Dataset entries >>
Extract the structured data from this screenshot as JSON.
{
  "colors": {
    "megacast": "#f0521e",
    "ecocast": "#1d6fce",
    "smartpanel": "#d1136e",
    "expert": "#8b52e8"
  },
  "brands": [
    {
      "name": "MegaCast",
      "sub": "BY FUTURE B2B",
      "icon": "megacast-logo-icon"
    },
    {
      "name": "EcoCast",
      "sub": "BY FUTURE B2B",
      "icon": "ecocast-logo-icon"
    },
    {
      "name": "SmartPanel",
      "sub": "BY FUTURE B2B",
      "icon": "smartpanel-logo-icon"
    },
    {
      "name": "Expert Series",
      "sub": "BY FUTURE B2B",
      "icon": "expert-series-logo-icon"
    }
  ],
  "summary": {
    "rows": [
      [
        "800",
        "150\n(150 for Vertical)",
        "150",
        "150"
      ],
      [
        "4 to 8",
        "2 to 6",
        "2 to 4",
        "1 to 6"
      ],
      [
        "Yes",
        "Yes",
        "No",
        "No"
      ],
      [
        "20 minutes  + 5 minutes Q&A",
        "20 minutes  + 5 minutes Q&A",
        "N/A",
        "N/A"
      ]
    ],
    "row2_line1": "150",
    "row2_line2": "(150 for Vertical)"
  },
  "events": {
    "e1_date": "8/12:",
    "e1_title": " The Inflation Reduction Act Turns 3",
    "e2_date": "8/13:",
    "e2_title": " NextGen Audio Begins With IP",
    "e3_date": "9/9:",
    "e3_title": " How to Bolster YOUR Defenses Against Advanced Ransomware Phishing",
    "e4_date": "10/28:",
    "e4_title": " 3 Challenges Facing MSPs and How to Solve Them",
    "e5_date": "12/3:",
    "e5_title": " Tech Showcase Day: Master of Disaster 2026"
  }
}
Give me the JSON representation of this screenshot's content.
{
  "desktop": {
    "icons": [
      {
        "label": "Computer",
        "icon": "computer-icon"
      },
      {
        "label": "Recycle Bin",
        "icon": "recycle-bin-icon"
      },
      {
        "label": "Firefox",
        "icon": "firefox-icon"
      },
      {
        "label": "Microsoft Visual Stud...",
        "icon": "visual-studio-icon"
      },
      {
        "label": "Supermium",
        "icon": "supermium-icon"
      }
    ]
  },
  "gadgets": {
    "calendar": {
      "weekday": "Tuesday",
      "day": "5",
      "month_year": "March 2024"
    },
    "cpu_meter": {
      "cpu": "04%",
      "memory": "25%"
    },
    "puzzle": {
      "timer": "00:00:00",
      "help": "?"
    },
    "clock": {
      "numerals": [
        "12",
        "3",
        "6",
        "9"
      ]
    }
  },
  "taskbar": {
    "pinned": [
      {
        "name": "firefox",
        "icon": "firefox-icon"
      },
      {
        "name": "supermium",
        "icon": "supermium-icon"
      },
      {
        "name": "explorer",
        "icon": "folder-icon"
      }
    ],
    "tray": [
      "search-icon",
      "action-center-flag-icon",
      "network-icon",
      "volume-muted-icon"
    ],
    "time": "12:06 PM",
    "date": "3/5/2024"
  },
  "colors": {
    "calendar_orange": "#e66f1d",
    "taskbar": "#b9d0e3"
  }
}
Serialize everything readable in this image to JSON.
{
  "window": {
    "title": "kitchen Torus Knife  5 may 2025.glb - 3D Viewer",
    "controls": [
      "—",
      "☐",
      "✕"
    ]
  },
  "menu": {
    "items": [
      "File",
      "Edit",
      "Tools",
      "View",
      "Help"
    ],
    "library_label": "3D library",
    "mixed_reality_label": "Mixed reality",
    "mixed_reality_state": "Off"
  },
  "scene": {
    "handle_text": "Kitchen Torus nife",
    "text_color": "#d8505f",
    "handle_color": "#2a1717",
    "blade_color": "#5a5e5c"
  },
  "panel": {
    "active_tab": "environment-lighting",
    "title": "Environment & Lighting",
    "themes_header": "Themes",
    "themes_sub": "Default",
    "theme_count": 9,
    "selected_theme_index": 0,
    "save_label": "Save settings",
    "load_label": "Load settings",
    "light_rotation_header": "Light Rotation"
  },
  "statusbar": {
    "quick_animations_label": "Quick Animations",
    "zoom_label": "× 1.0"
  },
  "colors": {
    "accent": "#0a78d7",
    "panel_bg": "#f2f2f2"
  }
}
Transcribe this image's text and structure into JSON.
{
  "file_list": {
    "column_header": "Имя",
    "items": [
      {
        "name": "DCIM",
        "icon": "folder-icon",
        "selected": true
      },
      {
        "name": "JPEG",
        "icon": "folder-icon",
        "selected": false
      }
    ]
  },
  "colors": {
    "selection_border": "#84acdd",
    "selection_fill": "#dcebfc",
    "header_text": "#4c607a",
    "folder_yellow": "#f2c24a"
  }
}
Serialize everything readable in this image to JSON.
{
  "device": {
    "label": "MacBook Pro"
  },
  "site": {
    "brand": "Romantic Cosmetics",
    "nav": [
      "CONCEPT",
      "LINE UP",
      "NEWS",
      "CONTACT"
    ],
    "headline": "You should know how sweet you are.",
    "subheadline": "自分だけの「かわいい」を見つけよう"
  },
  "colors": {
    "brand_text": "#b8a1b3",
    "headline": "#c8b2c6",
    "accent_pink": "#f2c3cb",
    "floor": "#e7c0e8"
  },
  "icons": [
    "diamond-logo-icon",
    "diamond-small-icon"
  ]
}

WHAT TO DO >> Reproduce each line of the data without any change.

TASK RESPONSE >>
Extract the structured data from this screenshot as JSON.
{
  "colors": {
    "megacast": "#f0521e",
    "ecocast": "#1d6fce",
    "smartpanel": "#d1136e",
    "expert": "#8b52e8"
  },
  "brands": [
    {
      "name": "MegaCast",
      "sub": "BY FUTURE B2B",
      "icon": "megacast-logo-icon"
    },
    {
      "name": "EcoCast",
      "sub": "BY FUTURE B2B",
      "icon": "ecocast-logo-icon"
    },
    {
      "name": "SmartPanel",
      "sub": "BY FUTURE B2B",
      "icon": "smartpanel-logo-icon"
    },
    {
      "name": "Expert Series",
      "sub": "BY FUTURE B2B",
      "icon": "expert-series-logo-icon"
    }
  ],
  "summary": {
    "rows": [
      [
        "800",
        "150\n(150 for Vertical)",
        "150",
        "150"
      ],
      [
        "4 to 8",
        "2 to 6",
        "2 to 4",
        "1 to 6"
      ],
      [
        "Yes",
        "Yes",
        "No",
        "No"
      ],
      [
        "20 minutes  + 5 minutes Q&A",
        "20 minutes  + 5 minutes Q&A",
        "N/A",
        "N/A"
      ]
    ],
    "row2_line1": "150",
    "row2_line2": "(150 for Vertical)"
  },
  "events": {
    "e1_date": "8/12:",
    "e1_title": " The Inflation Reduction Act Turns 3",
    "e2_date": "8/13:",
    "e2_title": " NextGen Audio Begins With IP",
    "e3_date": "9/9:",
    "e3_title": " How to Bolster YOUR Defenses Against Advanced Ransomware Phishing",
    "e4_date": "10/28:",
    "e4_title": " 3 Challenges Facing MSPs and How to Solve Them",
    "e5_date": "12/3:",
    "e5_title": " Tech Showcase Day: Master of Disaster 2026"
  }
}
Give me the JSON representation of this screenshot's content.
{
  "desktop": {
    "icons": [
      {
        "label": "Computer",
        "icon": "computer-icon"
      },
      {
        "label": "Recycle Bin",
        "icon": "recycle-bin-icon"
      },
      {
        "label": "Firefox",
        "icon": "firefox-icon"
      },
      {
        "label": "Microsoft Visual Stud...",
        "icon": "visual-studio-icon"
      },
      {
        "label": "Supermium",
        "icon": "supermium-icon"
      }
    ]
  },
  "gadgets": {
    "calendar": {
      "weekday": "Tuesday",
      "day": "5",
      "month_year": "March 2024"
    },
    "cpu_meter": {
      "cpu": "04%",
      "memory": "25%"
    },
    "puzzle": {
      "timer": "00:00:00",
      "help": "?"
    },
    "clock": {
      "numerals": [
        "12",
        "3",
        "6",
        "9"
      ]
    }
  },
  "taskbar": {
    "pinned": [
      {
        "name": "firefox",
        "icon": "firefox-icon"
      },
      {
        "name": "supermium",
        "icon": "supermium-icon"
      },
      {
        "name": "explorer",
        "icon": "folder-icon"
      }
    ],
    "tray": [
      "search-icon",
      "action-center-flag-icon",
      "network-icon",
      "volume-muted-icon"
    ],
    "time": "12:06 PM",
    "date": "3/5/2024"
  },
  "colors": {
    "calendar_orange": "#e66f1d",
    "taskbar": "#b9d0e3"
  }
}
Serialize everything readable in this image to JSON.
{
  "window": {
    "title": "kitchen Torus Knife  5 may 2025.glb - 3D Viewer",
    "controls": [
      "—",
      "☐",
      "✕"
    ]
  },
  "menu": {
    "items": [
      "File",
      "Edit",
      "Tools",
      "View",
      "Help"
    ],
    "library_label": "3D library",
    "mixed_reality_label": "Mixed reality",
    "mixed_reality_state": "Off"
  },
  "scene": {
    "handle_text": "Kitchen Torus nife",
    "text_color": "#d8505f",
    "handle_color": "#2a1717",
    "blade_color": "#5a5e5c"
  },
  "panel": {
    "active_tab": "environment-lighting",
    "title": "Environment & Lighting",
    "themes_header": "Themes",
    "themes_sub": "Default",
    "theme_count": 9,
    "selected_theme_index": 0,
    "save_label": "Save settings",
    "load_label": "Load settings",
    "light_rotation_header": "Light Rotation"
  },
  "statusbar": {
    "quick_animations_label": "Quick Animations",
    "zoom_label": "× 1.0"
  },
  "colors": {
    "accent": "#0a78d7",
    "panel_bg": "#f2f2f2"
  }
}
Transcribe this image's text and structure into JSON.
{
  "file_list": {
    "column_header": "Имя",
    "items": [
      {
        "name": "DCIM",
        "icon": "folder-icon",
        "selected": true
      },
      {
        "name": "JPEG",
        "icon": "folder-icon",
        "selected": false
      }
    ]
  },
  "colors": {
    "selection_border": "#84acdd",
    "selection_fill": "#dcebfc",
    "header_text": "#4c607a",
    "folder_yellow": "#f2c24a"
  }
}
Serialize everything readable in this image to JSON.
{
  "device": {
    "label": "MacBook Pro"
  },
  "site": {
    "brand": "Romantic Cosmetics",
    "nav": [
      "CONCEPT",
      "LINE UP",
      "NEWS",
      "CONTACT"
    ],
    "headline": "You should know how sweet you are.",
    "subheadline": "自分だけの「かわいい」を見つけよう"
  },
  "colors": {
    "brand_text": "#b8a1b3",
    "headline": "#c8b2c6",
    "accent_pink": "#f2c3cb",
    "floor": "#e7c0e8"
  },
  "icons": [
    "diamond-logo-icon",
    "diamond-small-icon"
  ]
}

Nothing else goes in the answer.